Stephany always knew she was destined to become a pilot. When she was younger, she would spend hours watching planes come and go out of the airport. She loved the smell of aviation fuel. She wanted to feel weightless above the clouds. She was adamant she would someday get her wings.
To further fuel her passion her father is also an airline pilot for Air Vanuatu.
But Stephany is up for the challenge. She wants to prove to women in Vanuatu, and throughout the world, that if you want something enough – no matter what gender you are or what country you live in – there is nothing stopping you.
Three years ago, the 23-year-old was awarded a NZAid Scholarship to attend Massey University’s School of Aviation and she hasn’t looked back.
Now fully qualified, she is planning to return home where she hopes to fly alongside her father, also a pilot.
Her dream is to fly for Emirates but with only a handful of female pilots employed by the company, Stephany knows she will need to work hard and clock up a many flying hours before that will happen.
Being the second only female in Vanuatu to become a qualified commercial pilot won’t come without its challenges. The first woman to become a pilot in Vanuatu still works in the industry, but she has encountered many difficulties in the male-dominated workforce.

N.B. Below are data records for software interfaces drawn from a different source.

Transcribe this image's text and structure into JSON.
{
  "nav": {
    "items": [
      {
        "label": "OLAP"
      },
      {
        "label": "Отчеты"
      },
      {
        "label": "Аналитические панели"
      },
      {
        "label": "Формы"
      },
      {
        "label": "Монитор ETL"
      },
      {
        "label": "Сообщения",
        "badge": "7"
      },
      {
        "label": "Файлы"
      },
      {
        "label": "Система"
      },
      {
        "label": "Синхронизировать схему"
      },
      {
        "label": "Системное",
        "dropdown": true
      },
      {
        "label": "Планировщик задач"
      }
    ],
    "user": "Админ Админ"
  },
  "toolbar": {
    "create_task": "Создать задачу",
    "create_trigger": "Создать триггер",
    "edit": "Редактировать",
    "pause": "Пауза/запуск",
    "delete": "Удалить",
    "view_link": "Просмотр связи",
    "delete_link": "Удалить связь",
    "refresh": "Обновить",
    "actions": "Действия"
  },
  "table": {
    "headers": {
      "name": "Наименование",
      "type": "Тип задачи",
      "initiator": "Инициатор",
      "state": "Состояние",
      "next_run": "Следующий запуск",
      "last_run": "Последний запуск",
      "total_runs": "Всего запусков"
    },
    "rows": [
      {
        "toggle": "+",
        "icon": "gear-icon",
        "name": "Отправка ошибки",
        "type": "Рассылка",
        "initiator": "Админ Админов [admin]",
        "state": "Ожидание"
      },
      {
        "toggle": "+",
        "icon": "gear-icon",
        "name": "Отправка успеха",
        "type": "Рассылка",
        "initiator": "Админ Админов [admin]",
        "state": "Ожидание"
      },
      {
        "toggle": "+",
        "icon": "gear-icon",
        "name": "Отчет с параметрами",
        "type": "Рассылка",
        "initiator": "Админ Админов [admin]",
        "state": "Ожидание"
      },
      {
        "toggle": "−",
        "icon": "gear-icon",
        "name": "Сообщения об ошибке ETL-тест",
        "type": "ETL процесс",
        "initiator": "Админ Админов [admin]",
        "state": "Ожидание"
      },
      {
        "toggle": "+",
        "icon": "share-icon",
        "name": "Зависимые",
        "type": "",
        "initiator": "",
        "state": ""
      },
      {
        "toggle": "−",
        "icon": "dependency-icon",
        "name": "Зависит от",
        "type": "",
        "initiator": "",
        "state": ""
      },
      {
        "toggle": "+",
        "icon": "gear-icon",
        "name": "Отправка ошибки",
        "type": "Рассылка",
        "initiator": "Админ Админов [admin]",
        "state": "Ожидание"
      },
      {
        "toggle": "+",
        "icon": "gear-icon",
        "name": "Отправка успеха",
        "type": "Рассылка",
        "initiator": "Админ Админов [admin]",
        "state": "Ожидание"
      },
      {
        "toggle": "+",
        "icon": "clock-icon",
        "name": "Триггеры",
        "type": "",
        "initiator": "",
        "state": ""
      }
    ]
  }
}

Page authorised by Office of the Deputy Vice-Chancellor Māori and Pasifika
Last updated on Tuesday 16 August 2016